Data excerpts
##########

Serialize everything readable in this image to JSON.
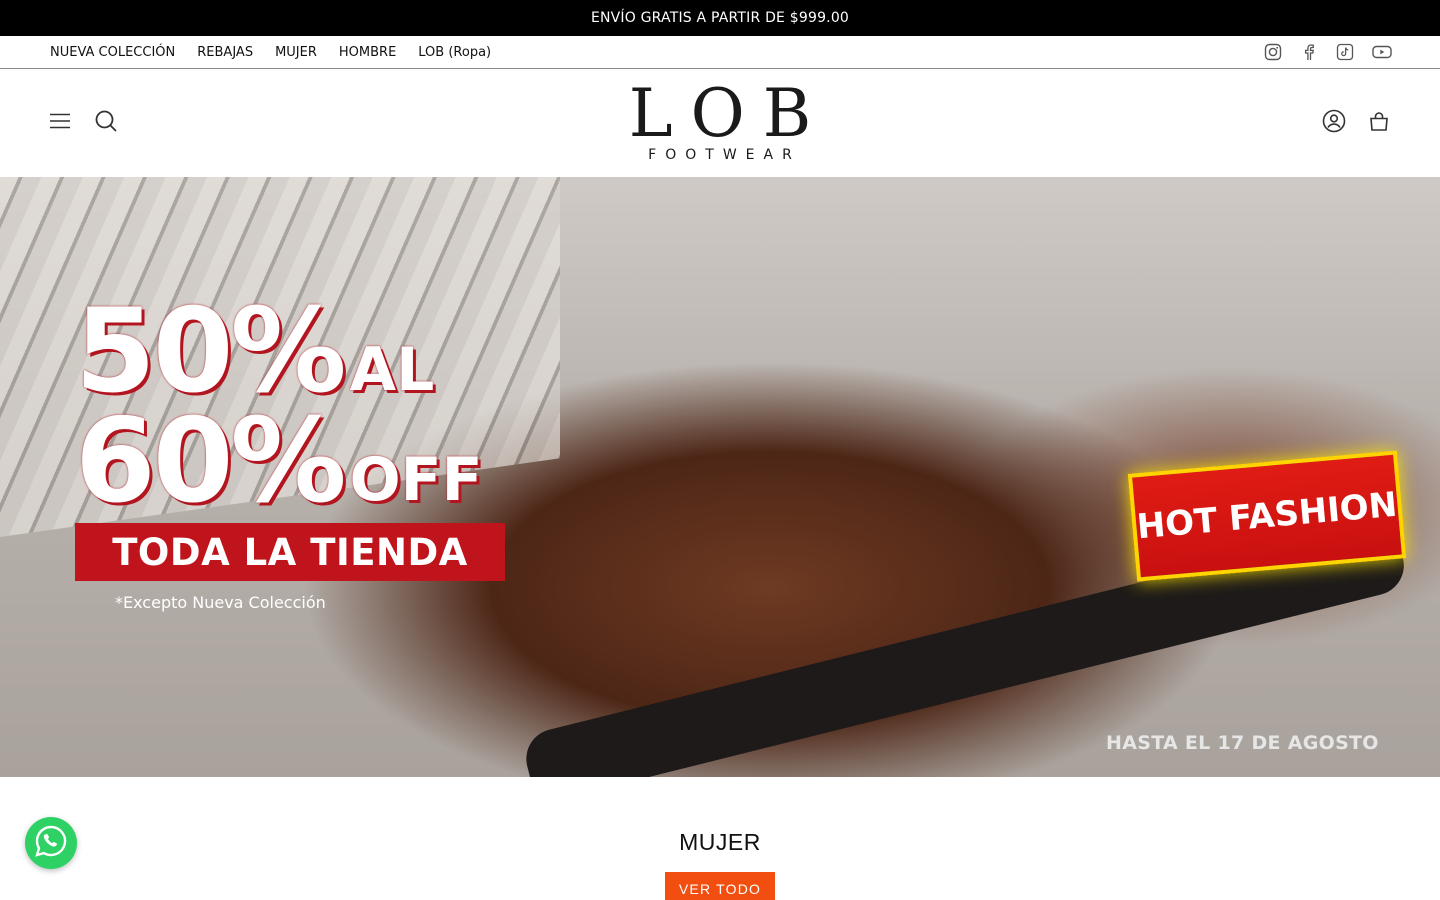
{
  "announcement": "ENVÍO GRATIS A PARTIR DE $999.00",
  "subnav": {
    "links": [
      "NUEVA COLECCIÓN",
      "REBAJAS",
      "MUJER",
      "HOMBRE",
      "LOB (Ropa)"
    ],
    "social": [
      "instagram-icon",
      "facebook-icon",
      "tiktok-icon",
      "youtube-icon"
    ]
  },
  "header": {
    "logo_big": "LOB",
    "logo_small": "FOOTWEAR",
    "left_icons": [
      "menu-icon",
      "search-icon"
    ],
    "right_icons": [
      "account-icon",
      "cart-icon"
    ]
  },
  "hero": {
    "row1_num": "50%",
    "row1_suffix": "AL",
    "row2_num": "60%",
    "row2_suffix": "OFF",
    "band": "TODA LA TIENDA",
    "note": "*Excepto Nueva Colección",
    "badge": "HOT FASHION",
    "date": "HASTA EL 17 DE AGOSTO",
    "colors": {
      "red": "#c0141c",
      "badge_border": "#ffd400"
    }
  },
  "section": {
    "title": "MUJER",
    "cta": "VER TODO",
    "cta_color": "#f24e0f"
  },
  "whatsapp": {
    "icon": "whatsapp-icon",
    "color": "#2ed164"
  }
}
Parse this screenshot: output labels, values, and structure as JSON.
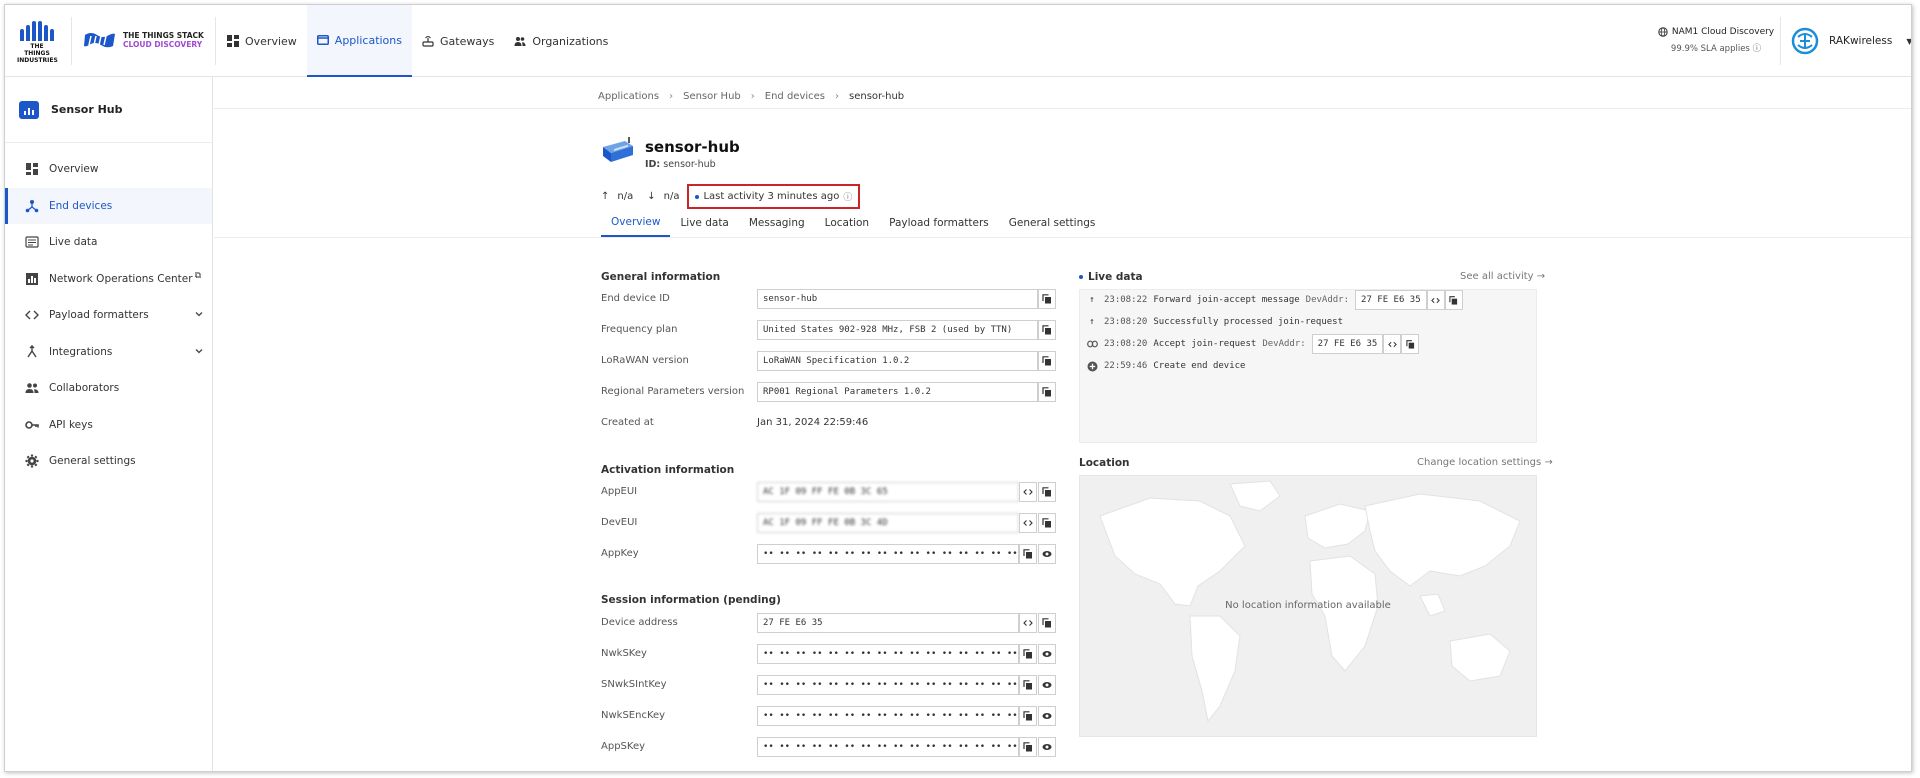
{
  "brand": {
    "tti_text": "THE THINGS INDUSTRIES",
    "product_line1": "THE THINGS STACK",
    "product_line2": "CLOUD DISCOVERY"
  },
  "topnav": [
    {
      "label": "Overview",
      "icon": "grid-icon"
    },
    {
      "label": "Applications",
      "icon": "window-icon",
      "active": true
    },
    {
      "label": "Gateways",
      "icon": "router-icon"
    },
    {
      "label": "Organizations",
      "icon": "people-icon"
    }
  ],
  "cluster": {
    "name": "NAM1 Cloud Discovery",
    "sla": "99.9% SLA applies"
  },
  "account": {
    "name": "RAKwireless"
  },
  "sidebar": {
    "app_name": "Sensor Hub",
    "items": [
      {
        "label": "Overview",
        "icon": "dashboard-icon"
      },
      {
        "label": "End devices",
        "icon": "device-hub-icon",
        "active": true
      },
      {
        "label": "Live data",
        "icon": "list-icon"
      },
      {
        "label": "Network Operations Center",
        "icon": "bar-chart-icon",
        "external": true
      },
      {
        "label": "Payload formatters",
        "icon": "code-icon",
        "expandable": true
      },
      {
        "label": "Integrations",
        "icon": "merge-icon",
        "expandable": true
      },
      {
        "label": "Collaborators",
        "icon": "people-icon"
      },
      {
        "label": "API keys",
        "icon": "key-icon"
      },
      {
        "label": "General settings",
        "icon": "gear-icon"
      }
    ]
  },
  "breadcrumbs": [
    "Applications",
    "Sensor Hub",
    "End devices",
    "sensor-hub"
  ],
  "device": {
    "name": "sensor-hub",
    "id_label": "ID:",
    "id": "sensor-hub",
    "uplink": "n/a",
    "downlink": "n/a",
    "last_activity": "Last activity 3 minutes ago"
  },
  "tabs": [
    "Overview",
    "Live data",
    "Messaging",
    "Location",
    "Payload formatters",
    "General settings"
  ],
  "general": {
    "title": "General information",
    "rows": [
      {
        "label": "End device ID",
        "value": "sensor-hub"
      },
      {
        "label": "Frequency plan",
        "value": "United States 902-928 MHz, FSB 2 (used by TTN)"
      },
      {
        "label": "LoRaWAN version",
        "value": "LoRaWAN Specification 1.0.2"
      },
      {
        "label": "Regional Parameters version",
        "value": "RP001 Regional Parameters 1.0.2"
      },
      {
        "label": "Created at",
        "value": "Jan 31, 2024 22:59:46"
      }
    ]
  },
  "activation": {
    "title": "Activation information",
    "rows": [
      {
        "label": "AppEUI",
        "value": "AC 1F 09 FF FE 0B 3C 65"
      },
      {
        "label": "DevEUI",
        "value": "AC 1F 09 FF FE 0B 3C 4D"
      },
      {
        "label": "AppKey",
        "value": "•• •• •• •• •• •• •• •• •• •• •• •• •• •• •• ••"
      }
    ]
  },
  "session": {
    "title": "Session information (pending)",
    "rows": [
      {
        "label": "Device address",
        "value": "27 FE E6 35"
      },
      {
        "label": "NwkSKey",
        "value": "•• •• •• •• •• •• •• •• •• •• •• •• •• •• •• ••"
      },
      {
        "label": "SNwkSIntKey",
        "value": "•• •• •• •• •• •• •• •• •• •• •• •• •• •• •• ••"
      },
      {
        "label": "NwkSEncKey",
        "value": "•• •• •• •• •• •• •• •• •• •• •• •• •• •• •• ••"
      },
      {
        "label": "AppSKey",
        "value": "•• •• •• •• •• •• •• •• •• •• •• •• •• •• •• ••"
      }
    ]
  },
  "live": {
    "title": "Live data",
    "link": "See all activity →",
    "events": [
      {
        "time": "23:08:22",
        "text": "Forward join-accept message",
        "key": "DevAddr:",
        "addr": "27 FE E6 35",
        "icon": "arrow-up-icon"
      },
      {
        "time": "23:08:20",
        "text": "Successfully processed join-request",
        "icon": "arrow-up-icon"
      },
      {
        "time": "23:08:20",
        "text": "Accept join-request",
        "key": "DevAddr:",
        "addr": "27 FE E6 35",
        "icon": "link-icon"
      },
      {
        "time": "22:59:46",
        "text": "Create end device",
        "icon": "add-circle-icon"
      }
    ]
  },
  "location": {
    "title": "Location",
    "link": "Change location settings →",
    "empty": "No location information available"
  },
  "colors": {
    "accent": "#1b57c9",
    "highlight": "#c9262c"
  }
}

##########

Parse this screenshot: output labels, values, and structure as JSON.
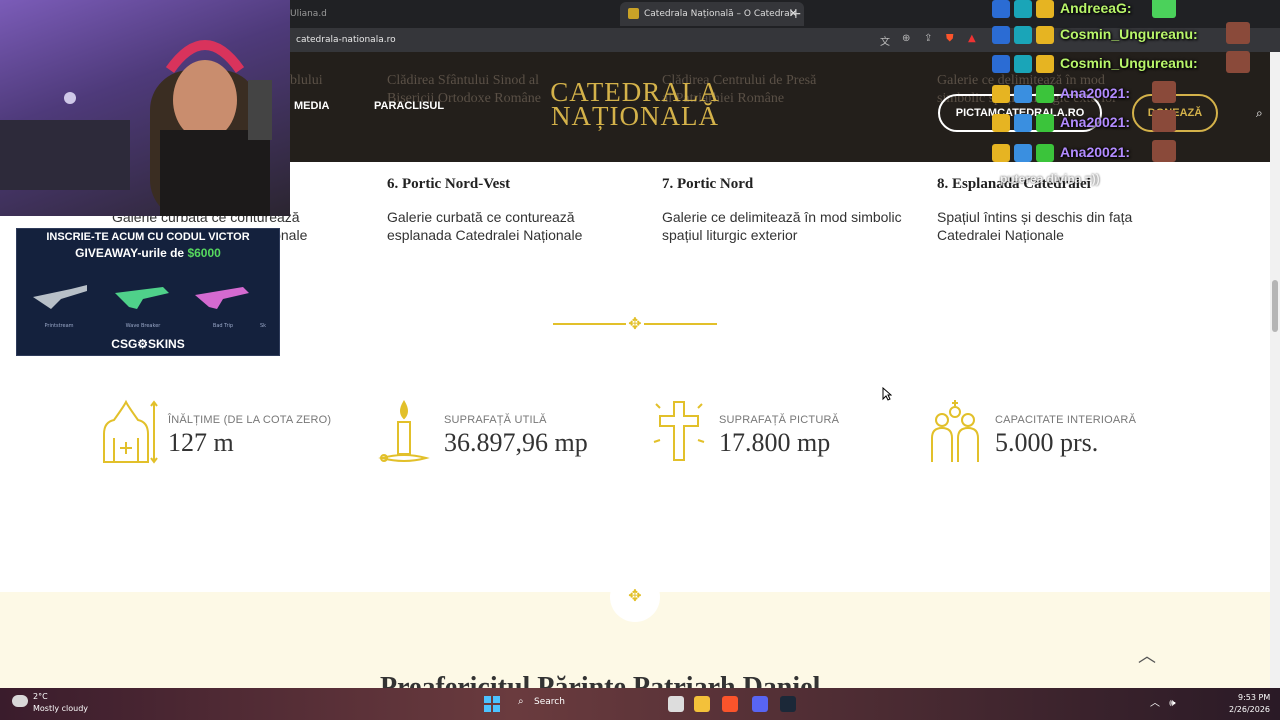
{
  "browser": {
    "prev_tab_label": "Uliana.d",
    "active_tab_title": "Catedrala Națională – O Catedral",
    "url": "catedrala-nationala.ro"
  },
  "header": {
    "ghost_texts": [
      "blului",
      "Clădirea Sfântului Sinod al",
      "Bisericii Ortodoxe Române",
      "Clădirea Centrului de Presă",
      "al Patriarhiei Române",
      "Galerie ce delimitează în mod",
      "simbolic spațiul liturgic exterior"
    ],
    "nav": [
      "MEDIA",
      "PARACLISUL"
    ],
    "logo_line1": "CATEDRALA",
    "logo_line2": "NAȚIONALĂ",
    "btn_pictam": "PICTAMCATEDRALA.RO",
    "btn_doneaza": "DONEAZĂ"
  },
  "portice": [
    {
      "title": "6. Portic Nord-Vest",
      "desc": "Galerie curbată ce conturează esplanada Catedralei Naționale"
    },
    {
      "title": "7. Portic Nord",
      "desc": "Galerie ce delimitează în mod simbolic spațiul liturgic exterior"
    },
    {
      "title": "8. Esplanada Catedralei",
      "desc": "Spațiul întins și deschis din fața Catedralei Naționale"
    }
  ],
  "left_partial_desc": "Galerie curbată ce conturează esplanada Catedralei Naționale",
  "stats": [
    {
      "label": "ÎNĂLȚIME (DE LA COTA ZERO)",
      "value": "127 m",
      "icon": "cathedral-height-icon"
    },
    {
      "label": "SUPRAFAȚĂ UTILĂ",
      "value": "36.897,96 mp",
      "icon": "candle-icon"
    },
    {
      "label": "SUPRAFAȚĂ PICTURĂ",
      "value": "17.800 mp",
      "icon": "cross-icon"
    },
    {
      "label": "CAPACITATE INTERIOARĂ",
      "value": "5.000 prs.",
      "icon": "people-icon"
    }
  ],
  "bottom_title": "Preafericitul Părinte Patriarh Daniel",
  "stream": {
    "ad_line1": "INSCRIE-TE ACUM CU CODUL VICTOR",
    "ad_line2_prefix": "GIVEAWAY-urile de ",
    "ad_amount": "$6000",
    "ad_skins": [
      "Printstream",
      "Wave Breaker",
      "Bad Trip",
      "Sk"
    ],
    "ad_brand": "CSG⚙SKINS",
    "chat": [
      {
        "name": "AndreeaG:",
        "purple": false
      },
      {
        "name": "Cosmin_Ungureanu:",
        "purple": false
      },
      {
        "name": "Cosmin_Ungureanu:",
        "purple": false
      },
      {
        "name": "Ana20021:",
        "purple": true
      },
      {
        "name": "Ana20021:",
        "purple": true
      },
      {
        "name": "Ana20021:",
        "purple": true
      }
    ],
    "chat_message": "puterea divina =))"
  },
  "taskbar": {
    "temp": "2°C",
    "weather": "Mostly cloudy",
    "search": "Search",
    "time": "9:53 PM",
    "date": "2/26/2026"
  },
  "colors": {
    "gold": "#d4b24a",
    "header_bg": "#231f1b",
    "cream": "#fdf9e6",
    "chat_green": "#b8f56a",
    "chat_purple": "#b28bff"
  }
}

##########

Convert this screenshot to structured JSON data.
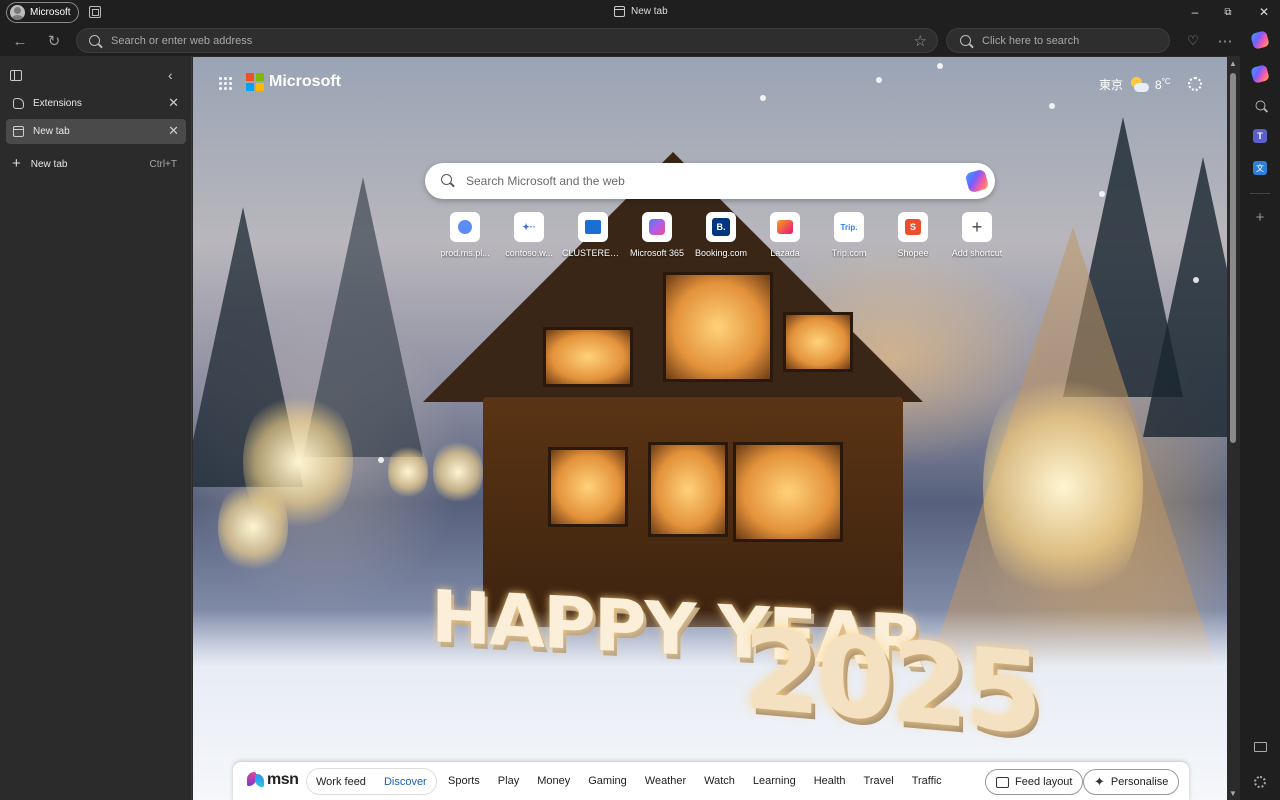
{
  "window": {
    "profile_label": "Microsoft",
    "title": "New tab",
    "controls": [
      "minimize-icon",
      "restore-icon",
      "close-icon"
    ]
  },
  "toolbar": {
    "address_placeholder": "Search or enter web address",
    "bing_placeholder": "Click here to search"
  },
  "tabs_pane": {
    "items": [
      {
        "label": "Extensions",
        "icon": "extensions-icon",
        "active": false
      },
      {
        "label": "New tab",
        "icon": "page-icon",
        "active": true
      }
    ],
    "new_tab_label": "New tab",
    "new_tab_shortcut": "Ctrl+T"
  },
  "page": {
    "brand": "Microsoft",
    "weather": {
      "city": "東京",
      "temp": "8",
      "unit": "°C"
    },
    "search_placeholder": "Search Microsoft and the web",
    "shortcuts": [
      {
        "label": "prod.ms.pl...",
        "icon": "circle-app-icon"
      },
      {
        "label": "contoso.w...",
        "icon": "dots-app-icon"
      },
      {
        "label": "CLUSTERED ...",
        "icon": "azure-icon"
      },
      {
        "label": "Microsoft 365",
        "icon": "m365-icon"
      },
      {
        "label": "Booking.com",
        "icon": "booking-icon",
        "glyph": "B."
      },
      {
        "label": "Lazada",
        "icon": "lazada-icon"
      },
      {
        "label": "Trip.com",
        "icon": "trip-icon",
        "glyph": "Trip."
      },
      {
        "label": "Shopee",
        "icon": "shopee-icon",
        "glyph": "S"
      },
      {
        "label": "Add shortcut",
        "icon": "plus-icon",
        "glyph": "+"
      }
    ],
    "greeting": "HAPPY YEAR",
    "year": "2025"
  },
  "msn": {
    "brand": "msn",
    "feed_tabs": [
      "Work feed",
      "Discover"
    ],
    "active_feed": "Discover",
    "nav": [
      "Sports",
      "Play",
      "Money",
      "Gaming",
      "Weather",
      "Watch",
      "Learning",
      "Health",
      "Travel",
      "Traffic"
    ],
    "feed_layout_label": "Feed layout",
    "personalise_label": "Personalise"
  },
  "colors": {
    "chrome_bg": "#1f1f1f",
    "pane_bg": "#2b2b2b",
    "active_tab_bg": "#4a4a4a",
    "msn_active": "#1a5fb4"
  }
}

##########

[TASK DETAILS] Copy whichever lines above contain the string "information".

[ANSWER TO THIS TASK]
    "title": "General information",
    "title": "Activation information",
    "title": "Session information (pending)",
    "empty": "No location information available"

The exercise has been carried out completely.